  • Canelo vs. Angulo epilogue. The All Access epilogue for the junior middleweight bout between Canelo Alvarez and Alfredo Angulo had some notable moments. One of them was that Angulo's trainer, Virgil Hunter, had talked about stopping the fight earlier than I knew before. We learned the full extent to which Angulo was upset, and wrongly, about the stoppage — there's nothing embarrassing, at all, about the referee stopping the fight. I'm also not sure what was up with him sleeping under tables — that doesn't seem like a normal thing, physically, to be doing before a fight.
  • Next for Tomasz Adamek. We talked before about Vyacheslav Glazkov's path after beating fellow heavyweight Tomasz Adamek, less about what might be next for Adamek. He's been fading so long, and he's only arguably a top 10 heavyweight anymore. Our man on TQBR Radio James Foley recommended Adamek fight Artur Szpilka in an all-Polish money fight between heavyweight brawlers, Szpilka being younger, Adamek being more battle-tested and skilled. That sounds like a great way for Adamek to go out, no?
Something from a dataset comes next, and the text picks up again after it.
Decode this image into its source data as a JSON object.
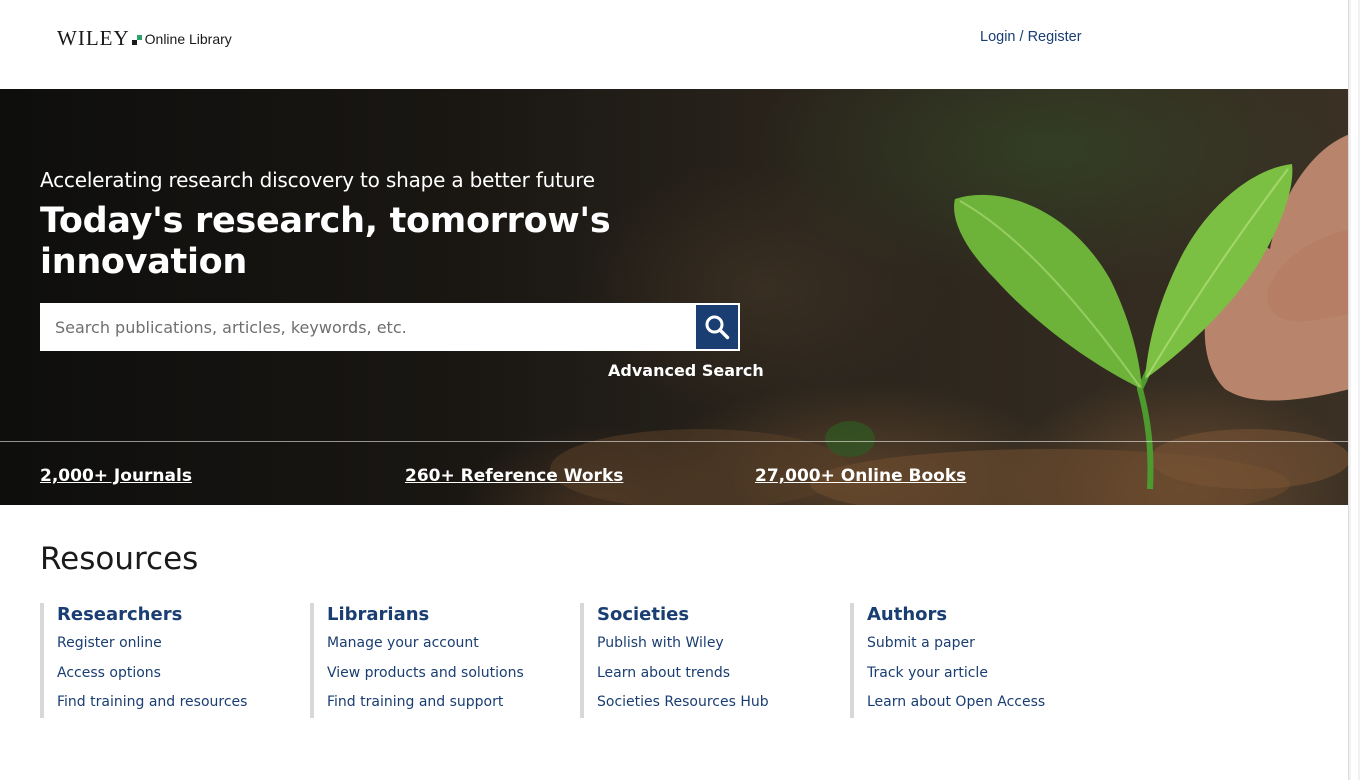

  • The Rest. Isaac Chilemba vs. Denis Grachev was about I didn't comment on originally, though. Chilemba won this battle of fringe light heavyweight contenders on NBC Sports by outboxing Grachev, basically, which is kind of odd considering that Chilemba doesn't have a huge reputation as a boxer, but it's not like all boxer-types have great luck with Grachev… After a little reprieve from awfulness, the FS1 program is right back to big awfulness. Junior middleweight prospect Julian Williams does look like the goods — Paulie Malignaggi did a great job talking about the subtleties of his knockout punch against Freddy Hernandez, subtleties that you don't see in run-of-the-mill prospects. But then, he also fought Hernandez. So, reprieve over… Tony Bellew moved up from light heavyweight to cruiserweight and appeared as though he had made the adjustment well until Valery Brudov hurt him for almost the entire 7th round. Brudov has been in there against many big names at 200 lbs. so he was an advanced cruiserweight debut opponent, but based on how he fared, 12th round stoppage win or not (from a broken foot somehow???), the near-KO loss in the 7th isn't a great sign for Bellew… One of the best flyweights in the world, Moruti Mthalane, finally got back into the ring after a long layoff, and he didn't have an easy night of it in his return win… What goes for Jacobs above also goes for welterweight Kell Brook, who constantly seems to be fighting lower level opposition that he ought to at this point in his career. He handled Alvaro Robles with as much ease as you can handle a game but overmatched opponent.

About Tim Starks

Tim is the founder of The Queensberry Rules and co-founder of The Transnational Boxing Rankings Board (http://www.tbrb.org). He lives in Washington, D.C. He has written for the Guardian, Economist, New Republic, Chicago Tribune and more.